The following is a true story:
Last night I stopped by Pios, a local old timey meat market to pick up something to make for dinner. While I make my way to the counter I overhead a lady ask "Do you want steak tonight?" I look over and she's asking what appears to be a ten year old girl. "Must be nice," I thought. When I was a kid we rarely got steak and even now steak is a luxury. But I'm all for those who work hard and don't begrudge anyone what they've rightly earned.
Except this lady and her daughter and her twelvish looking son in their baggy clothes and greasy hair didn't exactly look like go-getters.
As it is a small store they have plastic baskets to put your food in instead of the giant Walmart-type carts. "Carry that basket up the front so mamma can pay."
"I can't. It's too heavy!"

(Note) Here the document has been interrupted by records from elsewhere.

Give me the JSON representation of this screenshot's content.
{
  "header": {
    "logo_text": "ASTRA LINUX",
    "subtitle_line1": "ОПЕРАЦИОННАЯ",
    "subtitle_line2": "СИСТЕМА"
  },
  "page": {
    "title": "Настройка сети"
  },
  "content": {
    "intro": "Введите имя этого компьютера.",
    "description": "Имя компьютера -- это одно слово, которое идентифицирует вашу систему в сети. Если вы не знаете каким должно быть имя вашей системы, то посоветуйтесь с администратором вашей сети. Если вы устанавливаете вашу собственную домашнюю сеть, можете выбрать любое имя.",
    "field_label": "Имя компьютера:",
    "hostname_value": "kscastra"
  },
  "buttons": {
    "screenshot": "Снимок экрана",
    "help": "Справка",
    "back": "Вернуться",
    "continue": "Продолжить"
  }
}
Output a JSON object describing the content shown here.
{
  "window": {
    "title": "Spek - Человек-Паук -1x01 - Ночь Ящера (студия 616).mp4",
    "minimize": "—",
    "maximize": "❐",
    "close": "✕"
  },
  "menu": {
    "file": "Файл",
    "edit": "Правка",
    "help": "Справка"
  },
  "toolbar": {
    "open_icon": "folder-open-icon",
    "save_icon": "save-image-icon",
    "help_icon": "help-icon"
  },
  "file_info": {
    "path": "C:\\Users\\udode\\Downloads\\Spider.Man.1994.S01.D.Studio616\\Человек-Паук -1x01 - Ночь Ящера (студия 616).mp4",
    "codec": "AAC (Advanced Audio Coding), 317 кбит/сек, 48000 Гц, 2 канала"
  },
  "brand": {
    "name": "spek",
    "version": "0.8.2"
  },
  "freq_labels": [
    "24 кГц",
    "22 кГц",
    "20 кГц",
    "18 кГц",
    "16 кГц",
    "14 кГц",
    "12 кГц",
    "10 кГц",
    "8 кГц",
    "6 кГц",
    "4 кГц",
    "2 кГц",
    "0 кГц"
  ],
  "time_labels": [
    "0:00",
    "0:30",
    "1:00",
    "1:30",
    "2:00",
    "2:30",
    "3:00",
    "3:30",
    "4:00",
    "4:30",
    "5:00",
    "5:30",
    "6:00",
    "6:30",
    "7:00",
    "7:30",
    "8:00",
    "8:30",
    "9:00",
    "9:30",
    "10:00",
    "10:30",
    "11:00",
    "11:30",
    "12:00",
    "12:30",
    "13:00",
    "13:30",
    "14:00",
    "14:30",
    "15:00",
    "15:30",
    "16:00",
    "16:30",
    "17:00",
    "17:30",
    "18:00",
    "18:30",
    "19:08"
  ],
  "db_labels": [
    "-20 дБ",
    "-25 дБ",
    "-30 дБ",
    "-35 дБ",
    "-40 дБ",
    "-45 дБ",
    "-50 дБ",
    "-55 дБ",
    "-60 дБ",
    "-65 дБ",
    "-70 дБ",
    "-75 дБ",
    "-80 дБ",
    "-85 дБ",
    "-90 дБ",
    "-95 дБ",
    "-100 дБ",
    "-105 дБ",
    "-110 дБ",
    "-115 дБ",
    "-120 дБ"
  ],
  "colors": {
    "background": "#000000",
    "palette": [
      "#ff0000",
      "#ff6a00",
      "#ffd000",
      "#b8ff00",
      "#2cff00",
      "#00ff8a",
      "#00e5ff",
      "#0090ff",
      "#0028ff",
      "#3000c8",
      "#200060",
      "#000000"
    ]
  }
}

By this time I'm by the counter and can see a basket overflowing with bundles wrapped in white butcher paper, capped off with a side of ribs. Again, I loves me some good ribs but it's not something I can afford, opting instead of the more affordable pulled pork.
Somehow the basket gets to the front of the store while Neil gets my order together (two and a half pounds of hamburger which I will stretch to feed a family of seven, if you must know) and I overhear the lady approve of the candy her kids have picked out. I take my solitary purchase and walk to the front of the store in time to see this lady pay for her feast of meat with a food stamp card.
I sure was glad that I could help pay for her $84 of meat. This wasn't the first time I'd been standing in line behind someone buying $50 of meat using food stamps while I pay cash for a pound or two of hamburger, sometimes seeing these same people drive away in nice new cars out in the parking lot while I climb into my 1995 Ford Taurus.
What's wrong with this picture?